OK, after seeing a couple of fireworks ads the other day, several of us got talking about what you could do to put on a really big fireworks display. Things got pretty silly pretty quickly, but the question that came up was, when the Andromeda galaxy celebrates its independence day in the year 201,776, what might they use? Or, to turn it into a General Question, “What is the biggest explosion someone could reasonably expect to see?”
Here’s a list I came up with. (Bear in mind that I only had enough physics to get through Engineering back in my college days and am at best an armchair astronomer, so I’m probably wrong somewhere on this list.)
Conventional Explosives - Just standard fireworks scaled up a few orders of magnitude. I know the military has some really big bombs but I’m not quite sure how far they go. I suspect there is a practical upper limit on how big a conventional explosive can be because (I suspect) past a certain point the part of the explosive that has already gone off blows the rest of it apart before it can react.
Nuclear Explosives - Most people’s idea of a really big explosion. (The conversation that inspired this post got stared when someone wondered if you could produce a country-wide “fireworks display” by setting off nuclear devices in orbit). I suspect the upper limit here would be that, past a certain point, only so much of the fissionable/fusionable material could react before the force of the explosion blew it apart. (And, yes, I know that a star can be thought of as a fusion reaction that keeps exploding, but it doesn’t exactly match most people’s idea of an “explosion”.)

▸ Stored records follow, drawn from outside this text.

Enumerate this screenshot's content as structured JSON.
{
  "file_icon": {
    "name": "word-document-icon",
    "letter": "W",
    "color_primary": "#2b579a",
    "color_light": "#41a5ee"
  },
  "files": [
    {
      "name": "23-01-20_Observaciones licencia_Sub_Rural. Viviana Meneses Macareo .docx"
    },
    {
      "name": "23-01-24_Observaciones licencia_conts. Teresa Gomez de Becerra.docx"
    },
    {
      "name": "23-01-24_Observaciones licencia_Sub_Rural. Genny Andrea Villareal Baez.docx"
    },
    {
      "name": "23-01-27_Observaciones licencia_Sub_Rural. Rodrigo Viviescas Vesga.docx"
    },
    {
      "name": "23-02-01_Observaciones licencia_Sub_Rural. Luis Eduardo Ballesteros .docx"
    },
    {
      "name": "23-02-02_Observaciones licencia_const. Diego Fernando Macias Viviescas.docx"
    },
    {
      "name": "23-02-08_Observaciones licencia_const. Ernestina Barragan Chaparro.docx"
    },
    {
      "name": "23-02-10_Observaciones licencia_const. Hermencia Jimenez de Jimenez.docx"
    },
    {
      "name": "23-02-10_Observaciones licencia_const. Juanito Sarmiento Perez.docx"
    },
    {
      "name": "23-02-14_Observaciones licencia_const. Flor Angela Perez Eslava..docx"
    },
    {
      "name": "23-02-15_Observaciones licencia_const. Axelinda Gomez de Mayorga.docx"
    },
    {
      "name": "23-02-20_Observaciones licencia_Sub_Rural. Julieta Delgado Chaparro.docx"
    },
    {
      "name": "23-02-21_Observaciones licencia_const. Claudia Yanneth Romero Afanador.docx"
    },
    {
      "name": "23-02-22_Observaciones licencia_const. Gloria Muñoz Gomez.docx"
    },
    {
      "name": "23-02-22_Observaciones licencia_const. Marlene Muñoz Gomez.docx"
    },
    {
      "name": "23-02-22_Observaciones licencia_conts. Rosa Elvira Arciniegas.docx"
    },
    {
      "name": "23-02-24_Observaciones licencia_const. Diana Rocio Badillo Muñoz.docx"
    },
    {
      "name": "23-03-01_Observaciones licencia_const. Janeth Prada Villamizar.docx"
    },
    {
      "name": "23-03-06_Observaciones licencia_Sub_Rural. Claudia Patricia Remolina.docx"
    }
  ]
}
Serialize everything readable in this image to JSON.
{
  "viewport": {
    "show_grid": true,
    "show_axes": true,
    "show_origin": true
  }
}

Supernova - Now these are big. I assume that the bigger the star, the bigger the resulting supernova. But, past a certain mass you don’t have a star anymore; you have a neutron star/black hole. So that marks the upper limit there.
Collapsing Black Holes (?) - Here is where we are getting beyond my knowledge level. If I remember correctly, Black Holes can somehow slowly lose mass. When its mass drops below a certain level, it ceases to be a Black Hole and suddenly all the matter and energy within it are released at once. I would guess this is bigger than a Supernova but I don’t know if this is even a valid theory anymore.
The Big Bang - Well, there was only one of these and I doubt anyone was around to see it, so it doesn’t count.
And, some things I didn’t know where to put them.
A) Matter/Antimatter Collison - I know this releases a lot of energy, but I don’t know how big it could get. If, for example, a matter planet and an antimatter planet were to collide, they would start reacting when they first touched. At some point, the energy release would push them apart again. (Or, for that matter, gravity may tear them apart before they hit, which gives us a bunch of small explosions instead of one big one.) I would guess this would fall somewhere between 2 and 3 above.
B) Neutron Stars - Do these do anything? I know there is an energy release as matter falls into them but beyond that I really don’t know. (That’s what a Pulsar is, isn’t it? Not sure if that would count for our explosion definition or not.)
So, anyone have any ideas or input? I’ve only got a few days until the 4th, so I need to start working on my plans…